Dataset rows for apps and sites
━━━━━━

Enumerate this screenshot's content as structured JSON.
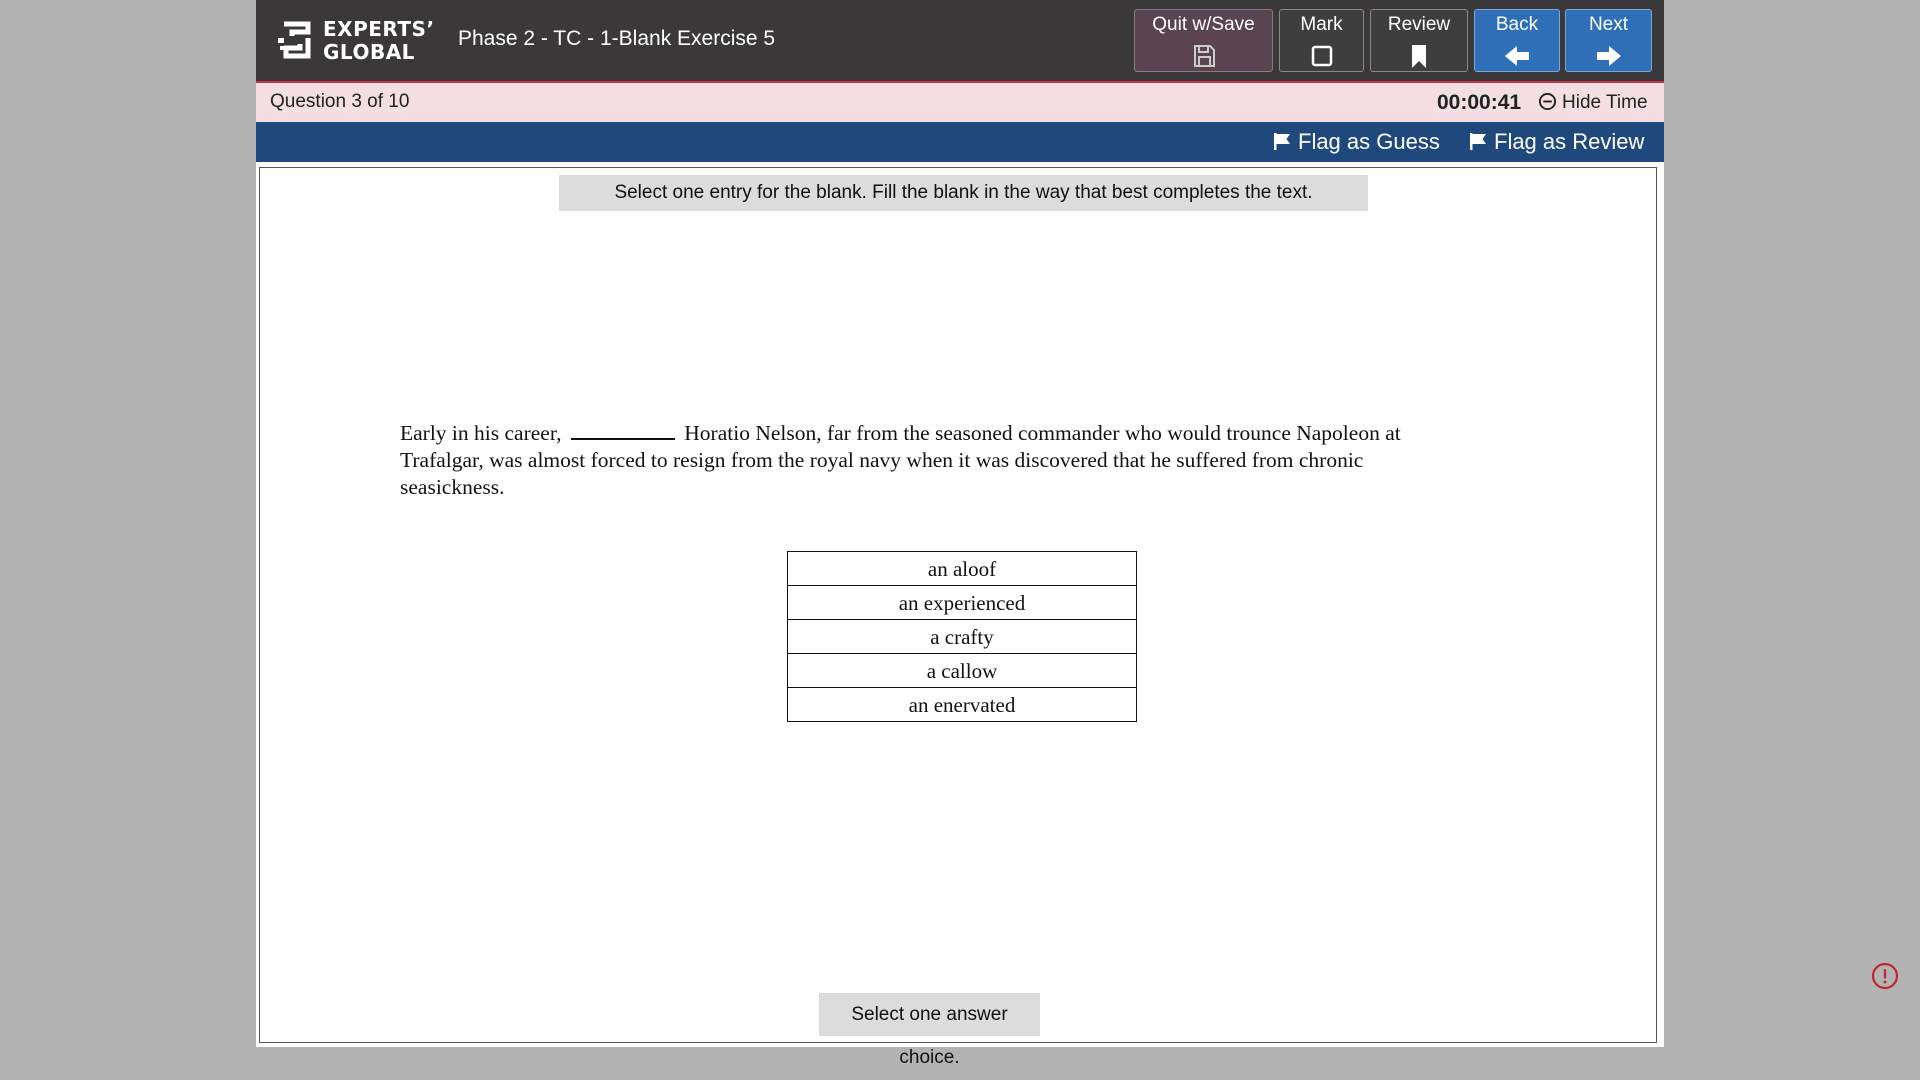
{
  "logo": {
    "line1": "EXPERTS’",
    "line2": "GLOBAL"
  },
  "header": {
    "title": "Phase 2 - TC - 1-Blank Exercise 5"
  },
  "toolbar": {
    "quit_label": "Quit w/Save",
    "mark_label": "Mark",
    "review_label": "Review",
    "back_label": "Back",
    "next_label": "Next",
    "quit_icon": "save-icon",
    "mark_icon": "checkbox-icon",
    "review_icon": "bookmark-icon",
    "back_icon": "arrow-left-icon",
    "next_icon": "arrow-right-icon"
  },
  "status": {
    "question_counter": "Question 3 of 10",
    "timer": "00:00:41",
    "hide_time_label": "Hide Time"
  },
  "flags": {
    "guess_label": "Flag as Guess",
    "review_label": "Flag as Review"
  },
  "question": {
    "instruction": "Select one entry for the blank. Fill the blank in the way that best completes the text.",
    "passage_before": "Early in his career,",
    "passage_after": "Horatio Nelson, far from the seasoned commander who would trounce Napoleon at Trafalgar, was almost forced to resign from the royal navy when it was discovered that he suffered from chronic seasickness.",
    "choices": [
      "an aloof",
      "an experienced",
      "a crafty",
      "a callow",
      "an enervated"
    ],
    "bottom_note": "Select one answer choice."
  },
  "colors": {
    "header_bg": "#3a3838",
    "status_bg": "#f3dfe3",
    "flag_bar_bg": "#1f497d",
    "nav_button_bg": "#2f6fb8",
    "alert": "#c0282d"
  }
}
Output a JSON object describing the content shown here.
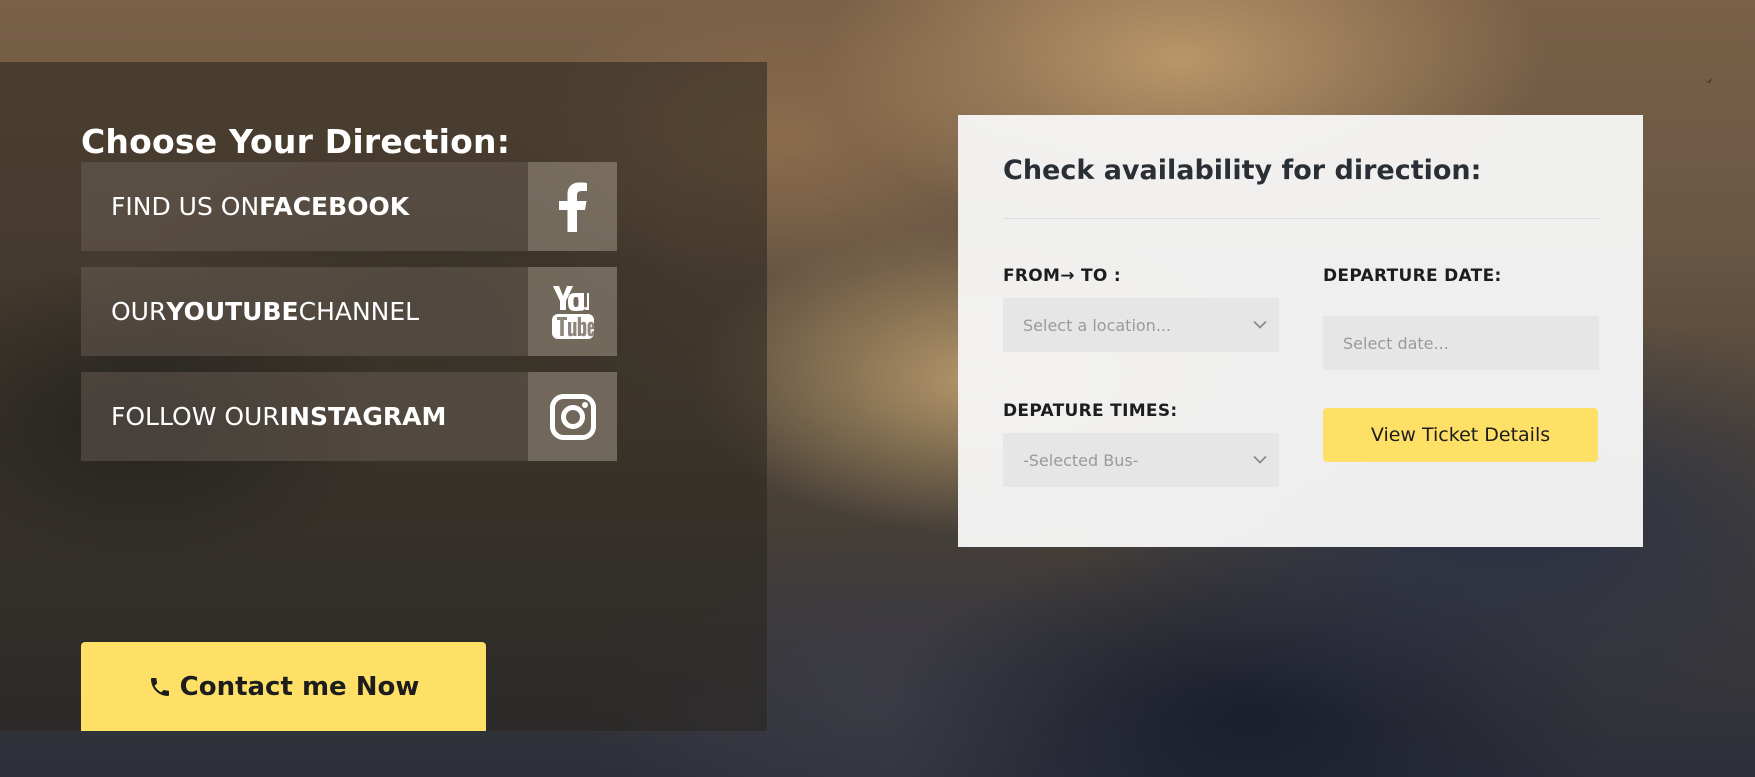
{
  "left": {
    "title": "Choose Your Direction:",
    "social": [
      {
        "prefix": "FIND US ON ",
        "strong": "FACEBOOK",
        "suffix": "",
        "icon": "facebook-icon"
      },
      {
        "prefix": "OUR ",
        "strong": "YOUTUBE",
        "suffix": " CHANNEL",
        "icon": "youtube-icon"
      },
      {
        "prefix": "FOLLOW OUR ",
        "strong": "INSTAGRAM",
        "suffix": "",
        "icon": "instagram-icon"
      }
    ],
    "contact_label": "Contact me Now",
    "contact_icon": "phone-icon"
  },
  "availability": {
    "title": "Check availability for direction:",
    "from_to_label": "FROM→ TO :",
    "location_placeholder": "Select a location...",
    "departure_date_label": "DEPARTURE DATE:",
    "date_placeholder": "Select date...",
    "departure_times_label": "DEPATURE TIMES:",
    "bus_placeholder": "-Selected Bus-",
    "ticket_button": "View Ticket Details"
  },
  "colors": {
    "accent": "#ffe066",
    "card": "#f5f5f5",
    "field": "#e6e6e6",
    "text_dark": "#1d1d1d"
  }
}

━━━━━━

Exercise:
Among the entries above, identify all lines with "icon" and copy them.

Result of the exercise:
    "quit_icon": "save-icon",
    "mark_icon": "checkbox-icon",
    "review_icon": "bookmark-icon",
    "back_icon": "arrow-left-icon",
    "next_icon": "arrow-right-icon"
        "icon": "facebook-icon"
        "icon": "youtube-icon"
        "icon": "instagram-icon"
    "contact_icon": "phone-icon"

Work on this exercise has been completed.